> Records supplied
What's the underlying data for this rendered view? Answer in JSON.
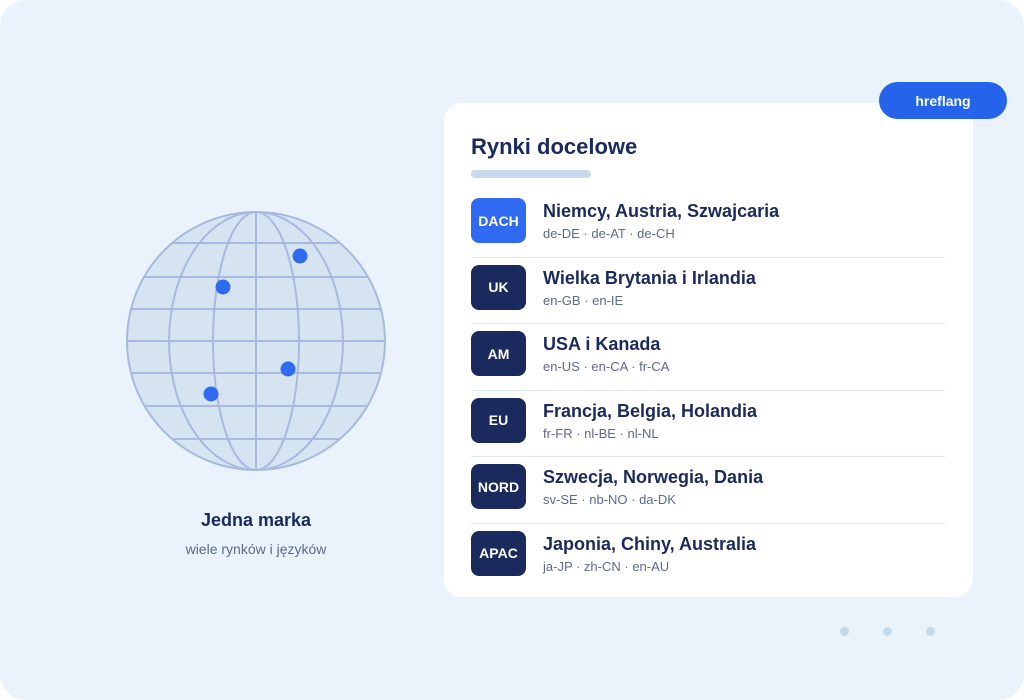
{
  "left_panel": {
    "title": "Jedna marka",
    "subtitle": "wiele rynków i języków"
  },
  "card": {
    "title": "Rynki docelowe",
    "tag": "hreflang",
    "markets": [
      {
        "badge": "DACH",
        "title": "Niemcy, Austria, Szwajcaria",
        "codes": "de-DE · de-AT · de-CH"
      },
      {
        "badge": "UK",
        "title": "Wielka Brytania i Irlandia",
        "codes": "en-GB · en-IE"
      },
      {
        "badge": "AM",
        "title": "USA i Kanada",
        "codes": "en-US · en-CA · fr-CA"
      },
      {
        "badge": "EU",
        "title": "Francja, Belgia, Holandia",
        "codes": "fr-FR · nl-BE · nl-NL"
      },
      {
        "badge": "NORD",
        "title": "Szwecja, Norwegia, Dania",
        "codes": "sv-SE · nb-NO · da-DK"
      },
      {
        "badge": "APAC",
        "title": "Japonia, Chiny, Australia",
        "codes": "ja-JP · zh-CN · en-AU"
      }
    ]
  },
  "colors": {
    "background": "#eaf2fb",
    "navy": "#1b2a5c",
    "accent_blue": "#2f6af0",
    "globe_fill": "#d6e3f1",
    "globe_line": "#a7b9e0"
  },
  "icons": {
    "globe": "globe-icon",
    "pagination": "pagination-dots-icon"
  }
}
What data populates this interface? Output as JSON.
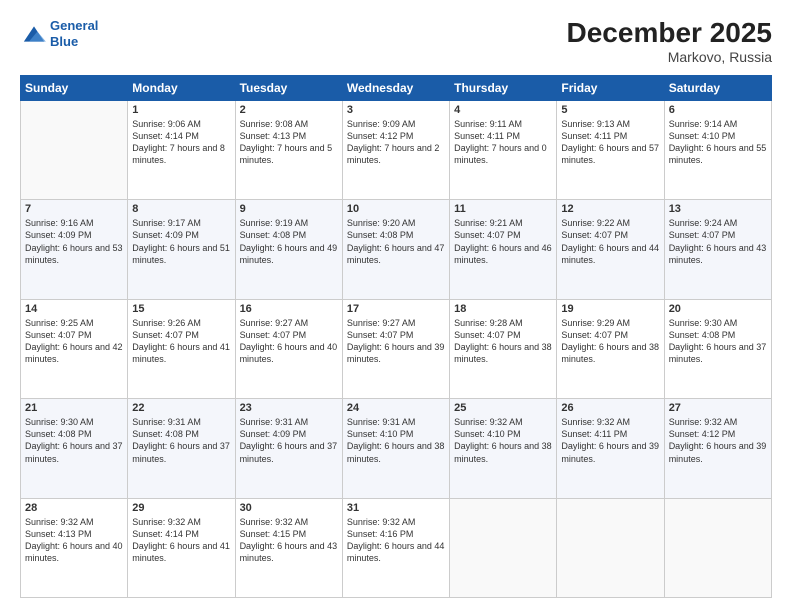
{
  "header": {
    "logo_line1": "General",
    "logo_line2": "Blue",
    "title": "December 2025",
    "subtitle": "Markovo, Russia"
  },
  "days_of_week": [
    "Sunday",
    "Monday",
    "Tuesday",
    "Wednesday",
    "Thursday",
    "Friday",
    "Saturday"
  ],
  "weeks": [
    [
      {
        "day": "",
        "sunrise": "",
        "sunset": "",
        "daylight": ""
      },
      {
        "day": "1",
        "sunrise": "9:06 AM",
        "sunset": "4:14 PM",
        "daylight": "7 hours and 8 minutes."
      },
      {
        "day": "2",
        "sunrise": "9:08 AM",
        "sunset": "4:13 PM",
        "daylight": "7 hours and 5 minutes."
      },
      {
        "day": "3",
        "sunrise": "9:09 AM",
        "sunset": "4:12 PM",
        "daylight": "7 hours and 2 minutes."
      },
      {
        "day": "4",
        "sunrise": "9:11 AM",
        "sunset": "4:11 PM",
        "daylight": "7 hours and 0 minutes."
      },
      {
        "day": "5",
        "sunrise": "9:13 AM",
        "sunset": "4:11 PM",
        "daylight": "6 hours and 57 minutes."
      },
      {
        "day": "6",
        "sunrise": "9:14 AM",
        "sunset": "4:10 PM",
        "daylight": "6 hours and 55 minutes."
      }
    ],
    [
      {
        "day": "7",
        "sunrise": "9:16 AM",
        "sunset": "4:09 PM",
        "daylight": "6 hours and 53 minutes."
      },
      {
        "day": "8",
        "sunrise": "9:17 AM",
        "sunset": "4:09 PM",
        "daylight": "6 hours and 51 minutes."
      },
      {
        "day": "9",
        "sunrise": "9:19 AM",
        "sunset": "4:08 PM",
        "daylight": "6 hours and 49 minutes."
      },
      {
        "day": "10",
        "sunrise": "9:20 AM",
        "sunset": "4:08 PM",
        "daylight": "6 hours and 47 minutes."
      },
      {
        "day": "11",
        "sunrise": "9:21 AM",
        "sunset": "4:07 PM",
        "daylight": "6 hours and 46 minutes."
      },
      {
        "day": "12",
        "sunrise": "9:22 AM",
        "sunset": "4:07 PM",
        "daylight": "6 hours and 44 minutes."
      },
      {
        "day": "13",
        "sunrise": "9:24 AM",
        "sunset": "4:07 PM",
        "daylight": "6 hours and 43 minutes."
      }
    ],
    [
      {
        "day": "14",
        "sunrise": "9:25 AM",
        "sunset": "4:07 PM",
        "daylight": "6 hours and 42 minutes."
      },
      {
        "day": "15",
        "sunrise": "9:26 AM",
        "sunset": "4:07 PM",
        "daylight": "6 hours and 41 minutes."
      },
      {
        "day": "16",
        "sunrise": "9:27 AM",
        "sunset": "4:07 PM",
        "daylight": "6 hours and 40 minutes."
      },
      {
        "day": "17",
        "sunrise": "9:27 AM",
        "sunset": "4:07 PM",
        "daylight": "6 hours and 39 minutes."
      },
      {
        "day": "18",
        "sunrise": "9:28 AM",
        "sunset": "4:07 PM",
        "daylight": "6 hours and 38 minutes."
      },
      {
        "day": "19",
        "sunrise": "9:29 AM",
        "sunset": "4:07 PM",
        "daylight": "6 hours and 38 minutes."
      },
      {
        "day": "20",
        "sunrise": "9:30 AM",
        "sunset": "4:08 PM",
        "daylight": "6 hours and 37 minutes."
      }
    ],
    [
      {
        "day": "21",
        "sunrise": "9:30 AM",
        "sunset": "4:08 PM",
        "daylight": "6 hours and 37 minutes."
      },
      {
        "day": "22",
        "sunrise": "9:31 AM",
        "sunset": "4:08 PM",
        "daylight": "6 hours and 37 minutes."
      },
      {
        "day": "23",
        "sunrise": "9:31 AM",
        "sunset": "4:09 PM",
        "daylight": "6 hours and 37 minutes."
      },
      {
        "day": "24",
        "sunrise": "9:31 AM",
        "sunset": "4:10 PM",
        "daylight": "6 hours and 38 minutes."
      },
      {
        "day": "25",
        "sunrise": "9:32 AM",
        "sunset": "4:10 PM",
        "daylight": "6 hours and 38 minutes."
      },
      {
        "day": "26",
        "sunrise": "9:32 AM",
        "sunset": "4:11 PM",
        "daylight": "6 hours and 39 minutes."
      },
      {
        "day": "27",
        "sunrise": "9:32 AM",
        "sunset": "4:12 PM",
        "daylight": "6 hours and 39 minutes."
      }
    ],
    [
      {
        "day": "28",
        "sunrise": "9:32 AM",
        "sunset": "4:13 PM",
        "daylight": "6 hours and 40 minutes."
      },
      {
        "day": "29",
        "sunrise": "9:32 AM",
        "sunset": "4:14 PM",
        "daylight": "6 hours and 41 minutes."
      },
      {
        "day": "30",
        "sunrise": "9:32 AM",
        "sunset": "4:15 PM",
        "daylight": "6 hours and 43 minutes."
      },
      {
        "day": "31",
        "sunrise": "9:32 AM",
        "sunset": "4:16 PM",
        "daylight": "6 hours and 44 minutes."
      },
      {
        "day": "",
        "sunrise": "",
        "sunset": "",
        "daylight": ""
      },
      {
        "day": "",
        "sunrise": "",
        "sunset": "",
        "daylight": ""
      },
      {
        "day": "",
        "sunrise": "",
        "sunset": "",
        "daylight": ""
      }
    ]
  ]
}
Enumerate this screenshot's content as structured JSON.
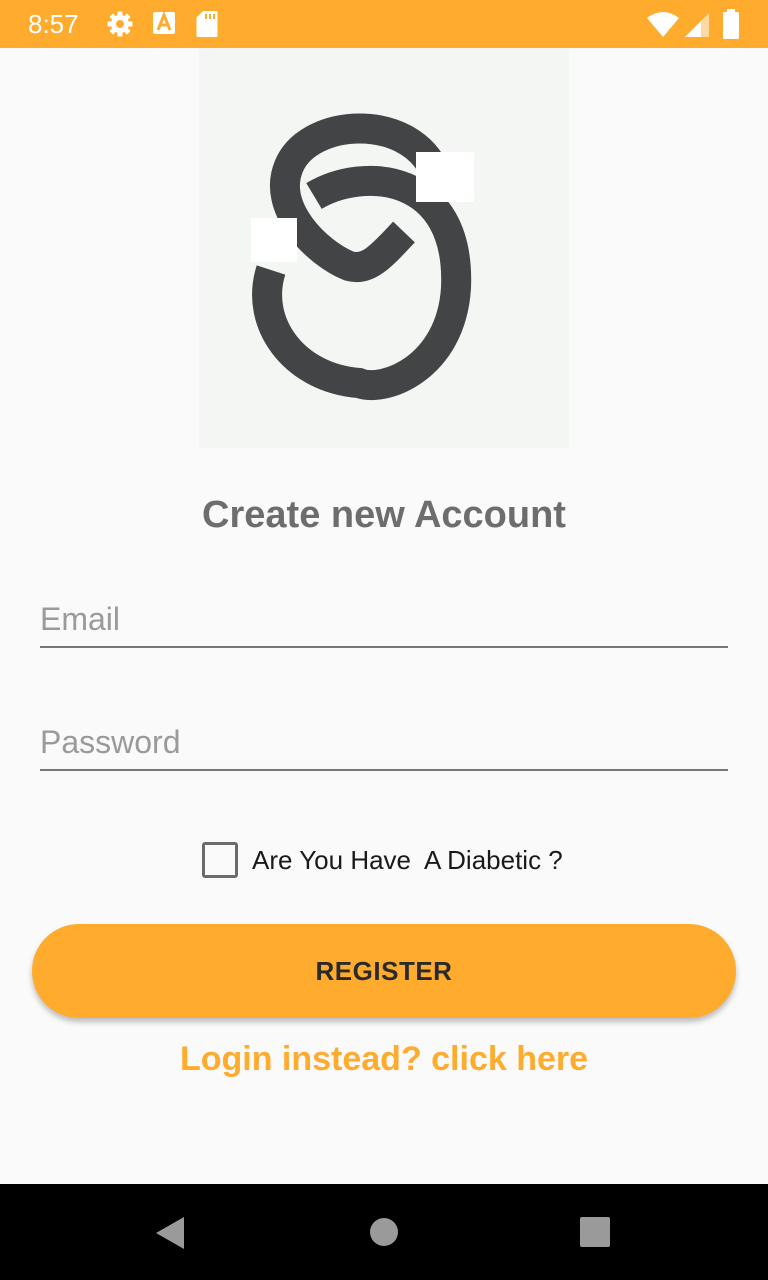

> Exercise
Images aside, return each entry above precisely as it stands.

> Result for this task
What's the underlying data for this rendered view? Answer in JSON.
{
  "left_panel": {
    "title": "Jedna marka",
    "subtitle": "wiele rynków i języków"
  },
  "card": {
    "title": "Rynki docelowe",
    "tag": "hreflang",
    "markets": [
      {
        "badge": "DACH",
        "title": "Niemcy, Austria, Szwajcaria",
        "codes": "de-DE · de-AT · de-CH"
      },
      {
        "badge": "UK",
        "title": "Wielka Brytania i Irlandia",
        "codes": "en-GB · en-IE"
      },
      {
        "badge": "AM",
        "title": "USA i Kanada",
        "codes": "en-US · en-CA · fr-CA"
      },
      {
        "badge": "EU",
        "title": "Francja, Belgia, Holandia",
        "codes": "fr-FR · nl-BE · nl-NL"
      },
      {
        "badge": "NORD",
        "title": "Szwecja, Norwegia, Dania",
        "codes": "sv-SE · nb-NO · da-DK"
      },
      {
        "badge": "APAC",
        "title": "Japonia, Chiny, Australia",
        "codes": "ja-JP · zh-CN · en-AU"
      }
    ]
  },
  "colors": {
    "background": "#eaf2fb",
    "navy": "#1b2a5c",
    "accent_blue": "#2f6af0",
    "globe_fill": "#d6e3f1",
    "globe_line": "#a7b9e0"
  },
  "icons": {
    "globe": "globe-icon",
    "pagination": "pagination-dots-icon"
  }
}
What data populates this interface? Output as JSON.
{
  "header": {
    "logo_line1": "General",
    "logo_line2": "Blue",
    "title": "December 2025",
    "subtitle": "Markovo, Russia"
  },
  "days_of_week": [
    "Sunday",
    "Monday",
    "Tuesday",
    "Wednesday",
    "Thursday",
    "Friday",
    "Saturday"
  ],
  "weeks": [
    [
      {
        "day": "",
        "sunrise": "",
        "sunset": "",
        "daylight": ""
      },
      {
        "day": "1",
        "sunrise": "9:06 AM",
        "sunset": "4:14 PM",
        "daylight": "7 hours and 8 minutes."
      },
      {
        "day": "2",
        "sunrise": "9:08 AM",
        "sunset": "4:13 PM",
        "daylight": "7 hours and 5 minutes."
      },
      {
        "day": "3",
        "sunrise": "9:09 AM",
        "sunset": "4:12 PM",
        "daylight": "7 hours and 2 minutes."
      },
      {
        "day": "4",
        "sunrise": "9:11 AM",
        "sunset": "4:11 PM",
        "daylight": "7 hours and 0 minutes."
      },
      {
        "day": "5",
        "sunrise": "9:13 AM",
        "sunset": "4:11 PM",
        "daylight": "6 hours and 57 minutes."
      },
      {
        "day": "6",
        "sunrise": "9:14 AM",
        "sunset": "4:10 PM",
        "daylight": "6 hours and 55 minutes."
      }
    ],
    [
      {
        "day": "7",
        "sunrise": "9:16 AM",
        "sunset": "4:09 PM",
        "daylight": "6 hours and 53 minutes."
      },
      {
        "day": "8",
        "sunrise": "9:17 AM",
        "sunset": "4:09 PM",
        "daylight": "6 hours and 51 minutes."
      },
      {
        "day": "9",
        "sunrise": "9:19 AM",
        "sunset": "4:08 PM",
        "daylight": "6 hours and 49 minutes."
      },
      {
        "day": "10",
        "sunrise": "9:20 AM",
        "sunset": "4:08 PM",
        "daylight": "6 hours and 47 minutes."
      },
      {
        "day": "11",
        "sunrise": "9:21 AM",
        "sunset": "4:07 PM",
        "daylight": "6 hours and 46 minutes."
      },
      {
        "day": "12",
        "sunrise": "9:22 AM",
        "sunset": "4:07 PM",
        "daylight": "6 hours and 44 minutes."
      },
      {
        "day": "13",
        "sunrise": "9:24 AM",
        "sunset": "4:07 PM",
        "daylight": "6 hours and 43 minutes."
      }
    ],
    [
      {
        "day": "14",
        "sunrise": "9:25 AM",
        "sunset": "4:07 PM",
        "daylight": "6 hours and 42 minutes."
      },
      {
        "day": "15",
        "sunrise": "9:26 AM",
        "sunset": "4:07 PM",
        "daylight": "6 hours and 41 minutes."
      },
      {
        "day": "16",
        "sunrise": "9:27 AM",
        "sunset": "4:07 PM",
        "daylight": "6 hours and 40 minutes."
      },
      {
        "day": "17",
        "sunrise": "9:27 AM",
        "sunset": "4:07 PM",
        "daylight": "6 hours and 39 minutes."
      },
      {
        "day": "18",
        "sunrise": "9:28 AM",
        "sunset": "4:07 PM",
        "daylight": "6 hours and 38 minutes."
      },
      {
        "day": "19",
        "sunrise": "9:29 AM",
        "sunset": "4:07 PM",
        "daylight": "6 hours and 38 minutes."
      },
      {
        "day": "20",
        "sunrise": "9:30 AM",
        "sunset": "4:08 PM",
        "daylight": "6 hours and 37 minutes."
      }
    ],
    [
      {
        "day": "21",
        "sunrise": "9:30 AM",
        "sunset": "4:08 PM",
        "daylight": "6 hours and 37 minutes."
      },
      {
        "day": "22",
        "sunrise": "9:31 AM",
        "sunset": "4:08 PM",
        "daylight": "6 hours and 37 minutes."
      },
      {
        "day": "23",
        "sunrise": "9:31 AM",
        "sunset": "4:09 PM",
        "daylight": "6 hours and 37 minutes."
      },
      {
        "day": "24",
        "sunrise": "9:31 AM",
        "sunset": "4:10 PM",
        "daylight": "6 hours and 38 minutes."
      },
      {
        "day": "25",
        "sunrise": "9:32 AM",
        "sunset": "4:10 PM",
        "daylight": "6 hours and 38 minutes."
      },
      {
        "day": "26",
        "sunrise": "9:32 AM",
        "sunset": "4:11 PM",
        "daylight": "6 hours and 39 minutes."
      },
      {
        "day": "27",
        "sunrise": "9:32 AM",
        "sunset": "4:12 PM",
        "daylight": "6 hours and 39 minutes."
      }
    ],
    [
      {
        "day": "28",
        "sunrise": "9:32 AM",
        "sunset": "4:13 PM",
        "daylight": "6 hours and 40 minutes."
      },
      {
        "day": "29",
        "sunrise": "9:32 AM",
        "sunset": "4:14 PM",
        "daylight": "6 hours and 41 minutes."
      },
      {
        "day": "30",
        "sunrise": "9:32 AM",
        "sunset": "4:15 PM",
        "daylight": "6 hours and 43 minutes."
      },
      {
        "day": "31",
        "sunrise": "9:32 AM",
        "sunset": "4:16 PM",
        "daylight": "6 hours and 44 minutes."
      },
      {
        "day": "",
        "sunrise": "",
        "sunset": "",
        "daylight": ""
      },
      {
        "day": "",
        "sunrise": "",
        "sunset": "",
        "daylight": ""
      },
      {
        "day": "",
        "sunrise": "",
        "sunset": "",
        "daylight": ""
      }
    ]
  ]
}
Enumerate this screenshot's content as structured JSON.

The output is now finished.